Washington hits Belarus with sanctions as Minsk retaliates against EU measures

·4-min read
Belarusian President Lukashenko attends a swearing-in ceremony in Minsk
Belarusian President Lukashenko attends a swearing-in ceremony in Minsk

(Reuters) - The United States imposed sanctions on eight Belarusian officials on Friday, accusing them of involvement in rigging President Alexander Lukashenko's re-election victory in August or the violent crackdown on protests that followed.

The move came after the European Union announced sanctions on 40 people, including the interior minister and the head of the election commission, achieving a breakthrough on the issue at summit talks in the early hours of Friday morning.

Lukashenko was spared, in line with the EU's policy of punishing powerbrokers as a last resort. He denies electoral fraud and says the protests are backed from abroad.

Lukashenko's government announced retaliatory sanctions against unidentified officials, recalled its ambassadors to Poland and Lithuania for consultations and nudged both countries to reduce the size of their embassy staff in Minsk.

Lukashenko is grappling to contain nearly two months of street protests that pose the biggest challenge to his 26-year rule. More than 13,000 people have been arrested, and major opposition figures jailed or exiled.

"The United States and our international partners stand united in imposing costs on those who have undermined Belarusian democracy for years," U.S. Treasury Secretary Steven Mnuchin said in a statement.

The U.S. sanctions also targeted Belarusian Interior Minister Yuri Karaev and his deputy. Those under sanctions are subject to asset freezes and a ban against Americans doing business with them.

Washington had originally been expected to impose sanctions in concert with Britain and Canada, which went ahead on Tuesday with travel bans and asset freezes on Lukashenko, his son Viktor and other senior officials.

Washington has had sanctions on Lukashenko since 2006 but the president was spared in the latest round of measures.

LUKASHENKO SPEAKS TO PUTIN

The crisis has pushed Belarus back towards traditional ally Russia, which has propped up Lukashenko's government with loans and the offer of military support. Moscow sees its ex-Soviet neighbour as a strategic buffer against the EU and NATO.

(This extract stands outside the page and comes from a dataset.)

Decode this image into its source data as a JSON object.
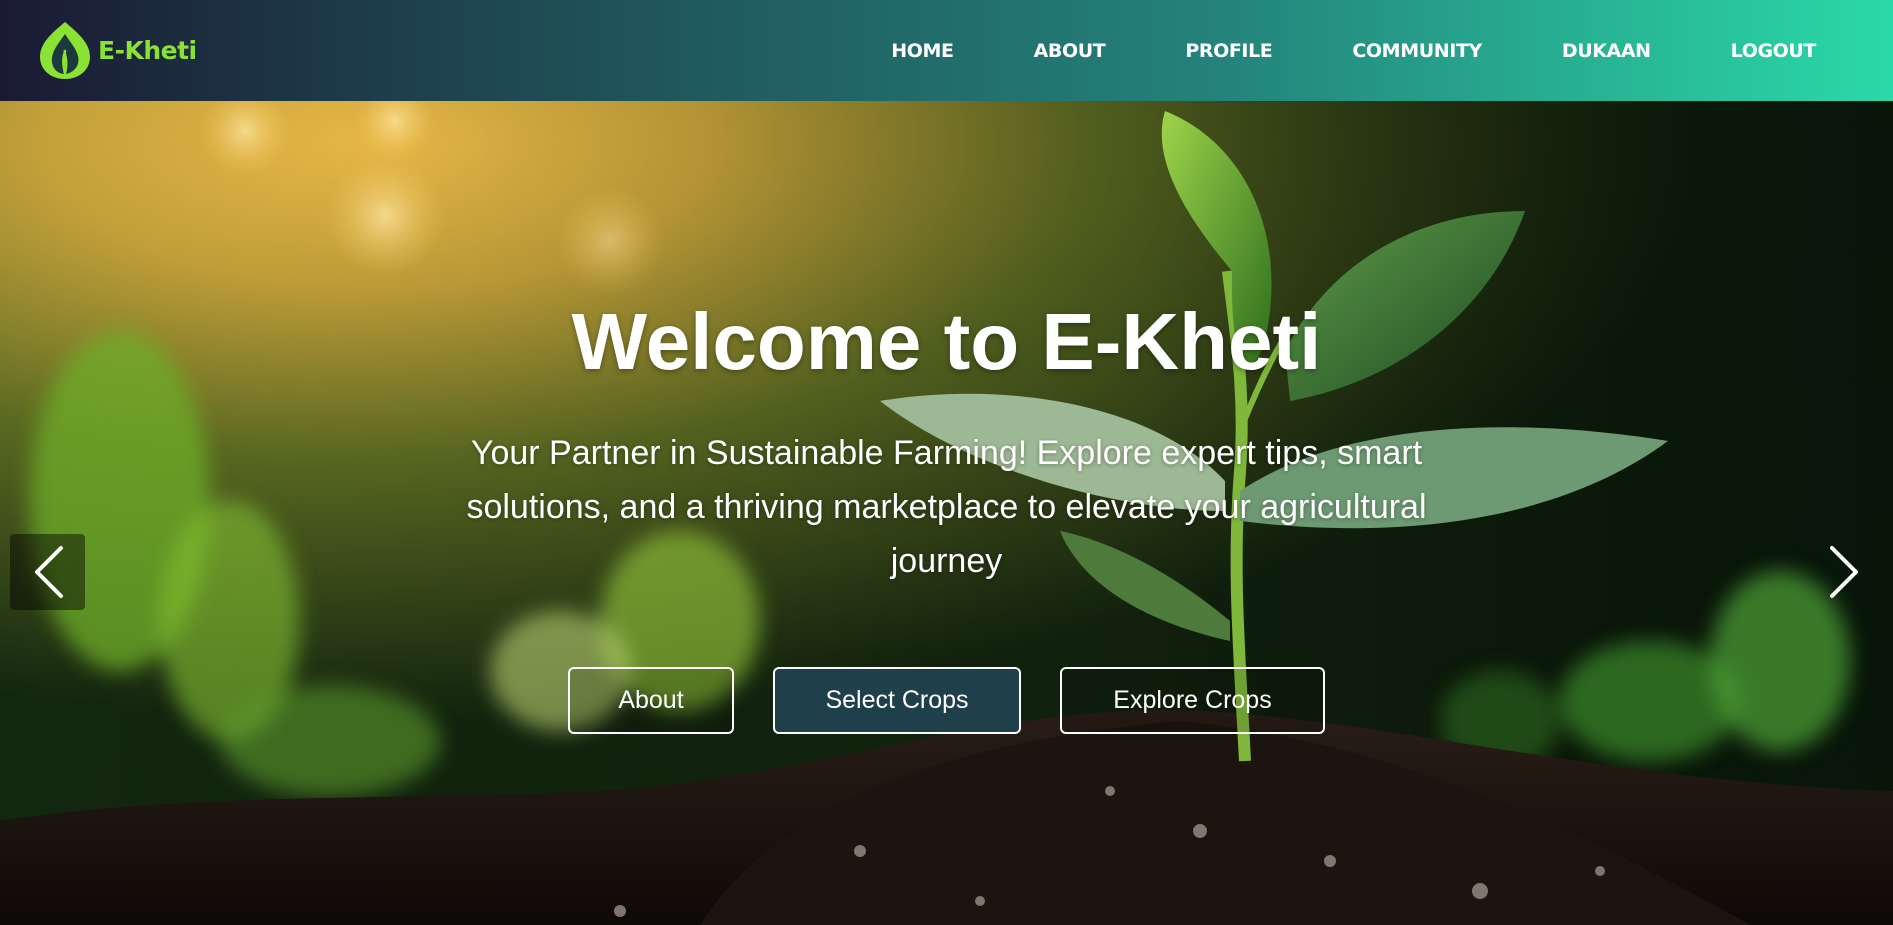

Lukashenko and Russian President Vladimir Putin spoke by phone on Friday, expressing confidence that "the problems that have arisen will soon be resolved", the Kremlin said.

Lukashenko's government announced it had drawn up a list of people who were banned from travelling to Belarus in retaliation for the EU sanctions. It did not name the officials or the countries they were from.

"...we are imposing visa sanctions against the most biased representatives of European institutions, including the European Parliament and the states - EU members," foreign ministry spokesman Anatoly Glaz was quoted by the official Belta news agency as saying.

"The list is symmetrical in many ways. We have decided not to make it public for now."

Russia's foreign ministry said the Belarusian sanctions would apply in Russia as well.

Lukashenko's government also asked the Polish and Lithuanian embassies to reduce their staff. Both countries refused.

"We are not going to summon our ambassadors for consultations, and we will definitely not do anything to reduce personnel," Lithuanian Foreign Affairs Minister Linas Linkevicius told reporters.

"We are not interested in reducing our communications channel," he said. "If the advice becomes a request, then we will take appropriate measures."

The Belarusian authorities have detained journalists or stripped them of their accreditation as part of the crackdown on the unrest that followed the Aug. 9 election.

On Friday, the foreign ministry announced it was stripping journalists working for foreign media organisations of their accreditation, and asked them to reapply for their permits.

"I would like to make it clear that it is in no way some attempt to cleanse the news reporting field," Glaz was quoted by Belta as saying.

The EU sanctions had been held up by Cyprus due to an unrelated dispute with Turkey. The delay dented the credibility of the EU's foreign policy, diplomats said.

"That we could now agree to those sanctions is an important signal because it strengthens the hand of those who are protesting for freedom of opinion in Belarus," German Chancellor Angela Merkel told journalists.

Merkel will meet on Tuesday with Sviatlana Tsikhanouskaya, Lukashenko's main electoral opponent who fled into exile after the vote in the ex-Soviet republic, fearing for her family's safety.

French President Emmanuel Macron met Tsikhanouskaya on Tuesday, pledging European support for the Belarusian people.

(Reporting by Matt Spetalnick, Daphne Psaledakis and Arshad Mohammed in Washington, Robin Emmott in Brussels, Andrius Sytas in Vilnius, Vladimir Soldatkin, Alexander Marrow and Polina Ivanova in Moscow, Joanna Plucinska in Warsaw, Thomas Escritt in Berlin; writing by Matthias Williams; editing by Mark Potter)